* _TASK TO CARRY OUT_
Write out every entry word for word.
****
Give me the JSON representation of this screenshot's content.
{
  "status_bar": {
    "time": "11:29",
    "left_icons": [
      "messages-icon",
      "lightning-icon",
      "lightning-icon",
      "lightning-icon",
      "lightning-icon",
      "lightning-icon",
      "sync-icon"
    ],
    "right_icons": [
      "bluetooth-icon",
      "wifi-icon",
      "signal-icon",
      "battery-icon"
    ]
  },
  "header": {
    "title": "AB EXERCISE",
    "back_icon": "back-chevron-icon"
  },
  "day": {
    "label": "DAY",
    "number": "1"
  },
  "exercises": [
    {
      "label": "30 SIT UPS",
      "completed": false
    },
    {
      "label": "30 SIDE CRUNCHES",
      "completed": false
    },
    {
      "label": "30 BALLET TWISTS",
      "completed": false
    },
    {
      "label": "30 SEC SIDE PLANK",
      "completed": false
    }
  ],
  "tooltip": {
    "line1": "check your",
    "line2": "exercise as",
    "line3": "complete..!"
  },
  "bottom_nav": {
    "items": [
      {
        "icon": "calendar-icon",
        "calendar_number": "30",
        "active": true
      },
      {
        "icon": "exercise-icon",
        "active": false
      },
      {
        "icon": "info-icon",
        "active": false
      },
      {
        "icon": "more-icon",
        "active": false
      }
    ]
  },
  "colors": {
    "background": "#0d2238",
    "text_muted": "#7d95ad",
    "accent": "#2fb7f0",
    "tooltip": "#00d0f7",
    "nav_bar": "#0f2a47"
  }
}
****
* _TASK SOLUTION_
Give me the JSON representation of this screenshot's content.
{
  "status_bar": {
    "time": "11:29",
    "left_icons": [
      "messages-icon",
      "lightning-icon",
      "lightning-icon",
      "lightning-icon",
      "lightning-icon",
      "lightning-icon",
      "sync-icon"
    ],
    "right_icons": [
      "bluetooth-icon",
      "wifi-icon",
      "signal-icon",
      "battery-icon"
    ]
  },
  "header": {
    "title": "AB EXERCISE",
    "back_icon": "back-chevron-icon"
  },
  "day": {
    "label": "DAY",
    "number": "1"
  },
  "exercises": [
    {
      "label": "30 SIT UPS",
      "completed": false
    },
    {
      "label": "30 SIDE CRUNCHES",
      "completed": false
    },
    {
      "label": "30 BALLET TWISTS",
      "completed": false
    },
    {
      "label": "30 SEC SIDE PLANK",
      "completed": false
    }
  ],
  "tooltip": {
    "line1": "check your",
    "line2": "exercise as",
    "line3": "complete..!"
  },
  "bottom_nav": {
    "items": [
      {
        "icon": "calendar-icon",
        "calendar_number": "30",
        "active": true
      },
      {
        "icon": "exercise-icon",
        "active": false
      },
      {
        "icon": "info-icon",
        "active": false
      },
      {
        "icon": "more-icon",
        "active": false
      }
    ]
  },
  "colors": {
    "background": "#0d2238",
    "text_muted": "#7d95ad",
    "accent": "#2fb7f0",
    "tooltip": "#00d0f7",
    "nav_bar": "#0f2a47"
  }
}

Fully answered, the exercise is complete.